To Be or Not to Be ... Did Shakespeare Write Sonnets? University Debates Bard's Work - on His Birthday
Byline: JADE WRIGHT
'SHALL I compare thee to a summer's day ... ?' Shakespeare's collection of Sonnets have become cherished as the greatest of love poems in English literature.
First published 400 years ago this month, they introduced such phrases as "the darling buds of May" and "remembrance of things past" to our language. Not to mention providing inspiration for generations of lovers to woo their sweethearts.
But, according to the University of Liverpool's first Shakespeare scholar, Canon Gerald Henry Rendall, the masterpiece was actually written by the 17th Earl of Oxford, Edward de Ver e.
Writing in the 1930s, Rendall donated his collection to the university, and now his works will be on display.
Katy Hooper, special collections librarian at the University's Sydney Jones Library, said: "Rendall bequeathed his manuscript notes, correspondence and works on Shakespeare to the University's library.
"The collection includes Rendall's book - Shakespeare sonnets and Edward de Vere - which helped confirm Sigmund Freud's belief that Shakespeare's works were actually written by the 17th Earl of Oxford." Shakespeare's sonnets deal with themes such as love, politics and mortality and are likely to have been written over a period of several years.
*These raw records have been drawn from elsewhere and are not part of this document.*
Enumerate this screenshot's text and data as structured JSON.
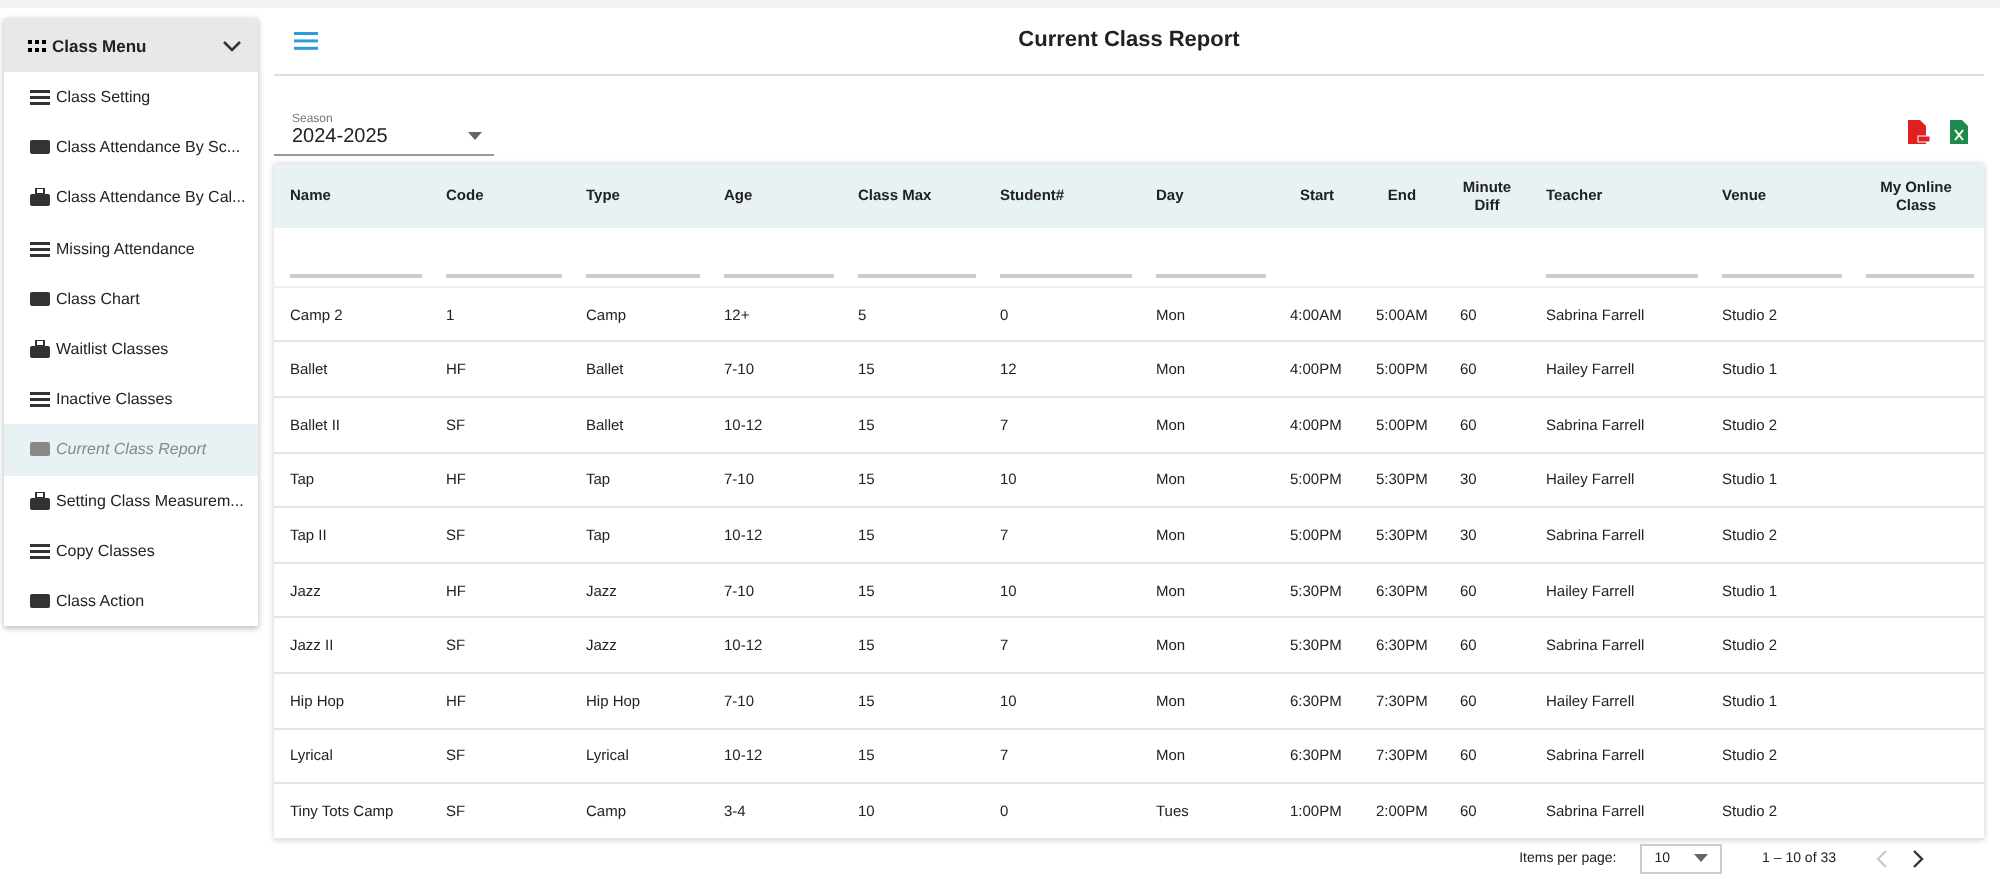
{
  "sidebar": {
    "title": "Class Menu",
    "expanded": true,
    "items": [
      {
        "label": "Class Setting",
        "selected": false
      },
      {
        "label": "Class Attendance By Sc...",
        "selected": false
      },
      {
        "label": "Class Attendance By Cal...",
        "selected": false
      },
      {
        "label": "Missing Attendance",
        "selected": false
      },
      {
        "label": "Class Chart",
        "selected": false
      },
      {
        "label": "Waitlist Classes",
        "selected": false
      },
      {
        "label": "Inactive Classes",
        "selected": false
      },
      {
        "label": "Current Class Report",
        "selected": true
      },
      {
        "label": "Setting Class Measurem...",
        "selected": false
      },
      {
        "label": "Copy Classes",
        "selected": false
      },
      {
        "label": "Class Action",
        "selected": false
      }
    ]
  },
  "header": {
    "title": "Current Class Report"
  },
  "season": {
    "label": "Season",
    "value": "2024-2025"
  },
  "table": {
    "columns": [
      {
        "label": "Name",
        "kind": "filterable"
      },
      {
        "label": "Code",
        "kind": "filterable"
      },
      {
        "label": "Type",
        "kind": "filterable"
      },
      {
        "label": "Age",
        "kind": "filterable"
      },
      {
        "label": "Class Max",
        "kind": "filterable"
      },
      {
        "label": "Student#",
        "kind": "filterable"
      },
      {
        "label": "Day",
        "kind": "filterable"
      },
      {
        "label": "Start",
        "kind": "plain"
      },
      {
        "label": "End",
        "kind": "plain"
      },
      {
        "label": "Minute Diff",
        "kind": "plain"
      },
      {
        "label": "Teacher",
        "kind": "filterable"
      },
      {
        "label": "Venue",
        "kind": "filterable"
      },
      {
        "label": "My Online Class",
        "kind": "filterable"
      }
    ],
    "rows": [
      [
        "Camp 2",
        "1",
        "Camp",
        "12+",
        "5",
        "0",
        "Mon",
        "4:00AM",
        "5:00AM",
        "60",
        "Sabrina Farrell",
        "Studio 2",
        ""
      ],
      [
        "Ballet",
        "HF",
        "Ballet",
        "7-10",
        "15",
        "12",
        "Mon",
        "4:00PM",
        "5:00PM",
        "60",
        "Hailey Farrell",
        "Studio 1",
        ""
      ],
      [
        "Ballet II",
        "SF",
        "Ballet",
        "10-12",
        "15",
        "7",
        "Mon",
        "4:00PM",
        "5:00PM",
        "60",
        "Sabrina Farrell",
        "Studio 2",
        ""
      ],
      [
        "Tap",
        "HF",
        "Tap",
        "7-10",
        "15",
        "10",
        "Mon",
        "5:00PM",
        "5:30PM",
        "30",
        "Hailey Farrell",
        "Studio 1",
        ""
      ],
      [
        "Tap II",
        "SF",
        "Tap",
        "10-12",
        "15",
        "7",
        "Mon",
        "5:00PM",
        "5:30PM",
        "30",
        "Sabrina Farrell",
        "Studio 2",
        ""
      ],
      [
        "Jazz",
        "HF",
        "Jazz",
        "7-10",
        "15",
        "10",
        "Mon",
        "5:30PM",
        "6:30PM",
        "60",
        "Hailey Farrell",
        "Studio 1",
        ""
      ],
      [
        "Jazz II",
        "SF",
        "Jazz",
        "10-12",
        "15",
        "7",
        "Mon",
        "5:30PM",
        "6:30PM",
        "60",
        "Sabrina Farrell",
        "Studio 2",
        ""
      ],
      [
        "Hip Hop",
        "HF",
        "Hip Hop",
        "7-10",
        "15",
        "10",
        "Mon",
        "6:30PM",
        "7:30PM",
        "60",
        "Hailey Farrell",
        "Studio 1",
        ""
      ],
      [
        "Lyrical",
        "SF",
        "Lyrical",
        "10-12",
        "15",
        "7",
        "Mon",
        "6:30PM",
        "7:30PM",
        "60",
        "Sabrina Farrell",
        "Studio 2",
        ""
      ],
      [
        "Tiny Tots Camp",
        "SF",
        "Camp",
        "3-4",
        "10",
        "0",
        "Tues",
        "1:00PM",
        "2:00PM",
        "60",
        "Sabrina Farrell",
        "Studio 2",
        ""
      ]
    ]
  },
  "paginator": {
    "label": "Items per page:",
    "page_size": "10",
    "range": "1 – 10 of 33",
    "prev_disabled": true,
    "next_disabled": false
  }
}
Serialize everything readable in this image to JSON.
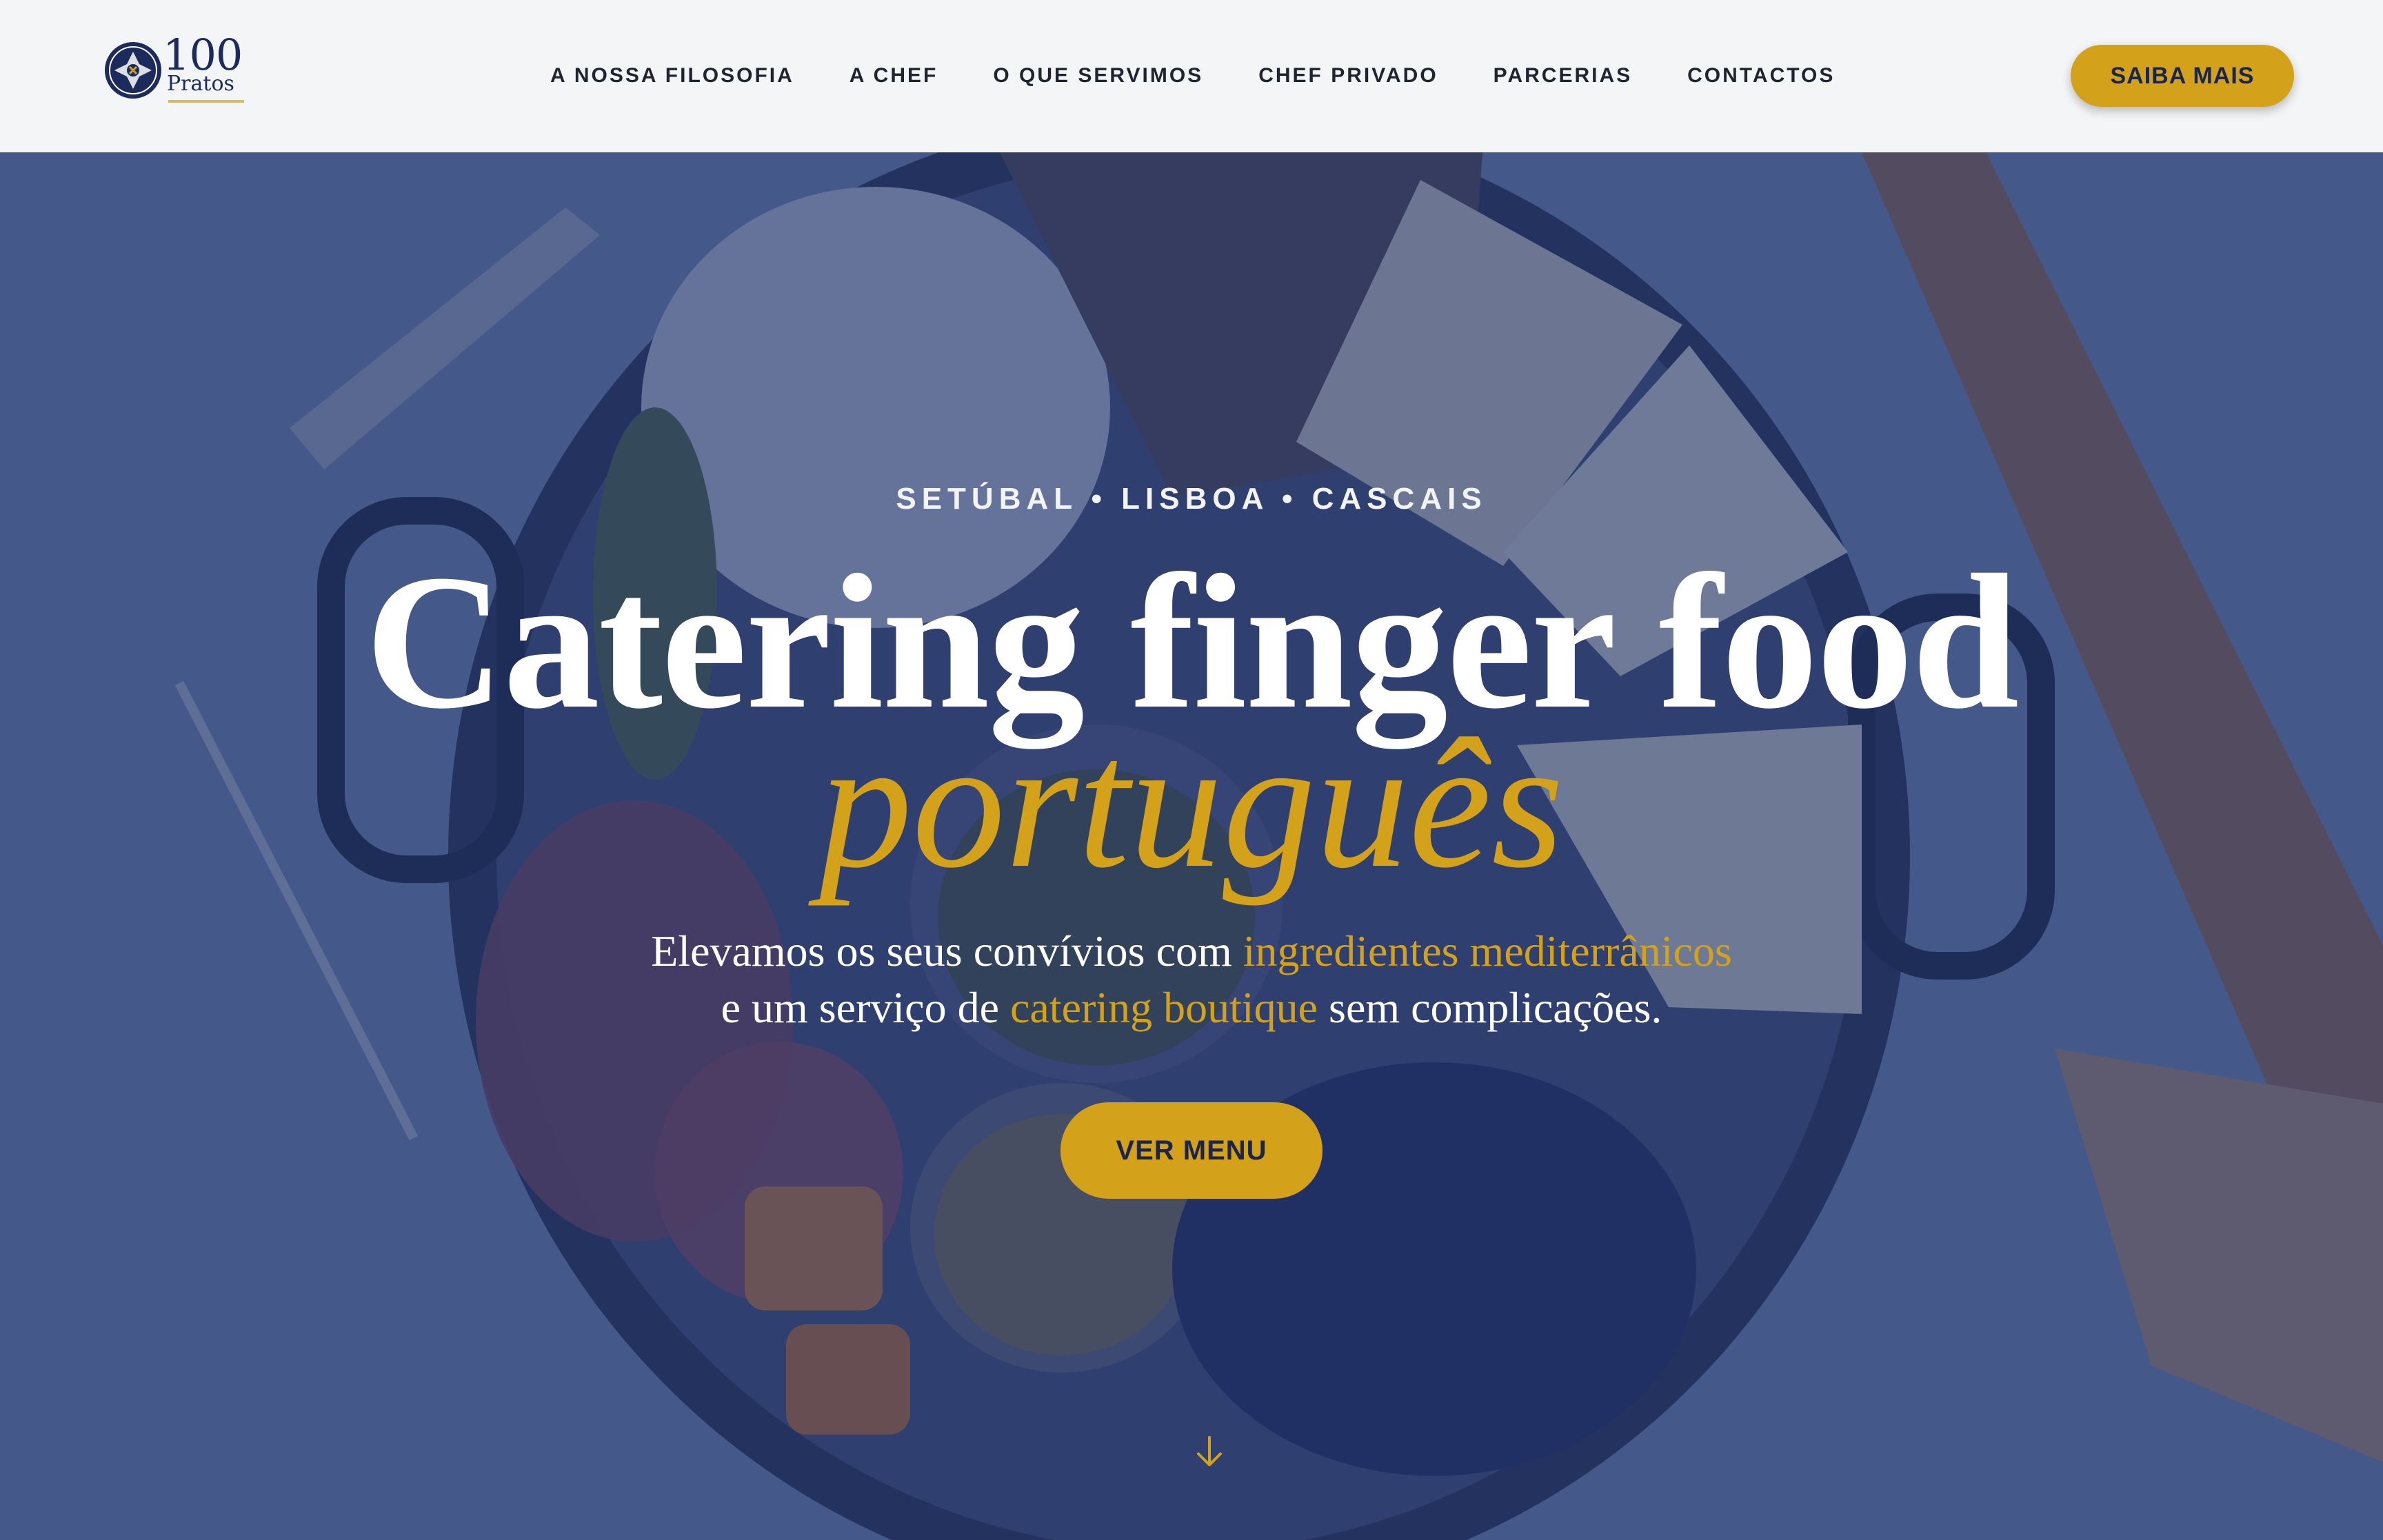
{
  "header": {
    "logo": {
      "number": "100",
      "word": "Pratos"
    },
    "nav": [
      "A NOSSA FILOSOFIA",
      "A CHEF",
      "O QUE SERVIMOS",
      "CHEF PRIVADO",
      "PARCERIAS",
      "CONTACTOS"
    ],
    "cta_label": "SAIBA MAIS"
  },
  "hero": {
    "eyebrow": "SETÚBAL • LISBOA • CASCAIS",
    "headline": "Catering finger food",
    "headline_accent": "português",
    "subtitle": {
      "line1_a": "Elevamos os seus convívios com ",
      "line1_highlight": "ingredientes mediterrânicos",
      "line2_a": "e um serviço de ",
      "line2_highlight": "catering boutique",
      "line2_b": " sem complicações."
    },
    "cta_label": "VER MENU",
    "scroll_icon": "arrow-down-icon"
  },
  "colors": {
    "accent": "#d4a21a",
    "navy": "#1d2b5c",
    "overlay": "#1e3470",
    "header_bg": "#f4f5f7"
  }
}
The collection comprises 154 poems, the first 17 of which were written to a man urging him to marry and have children. …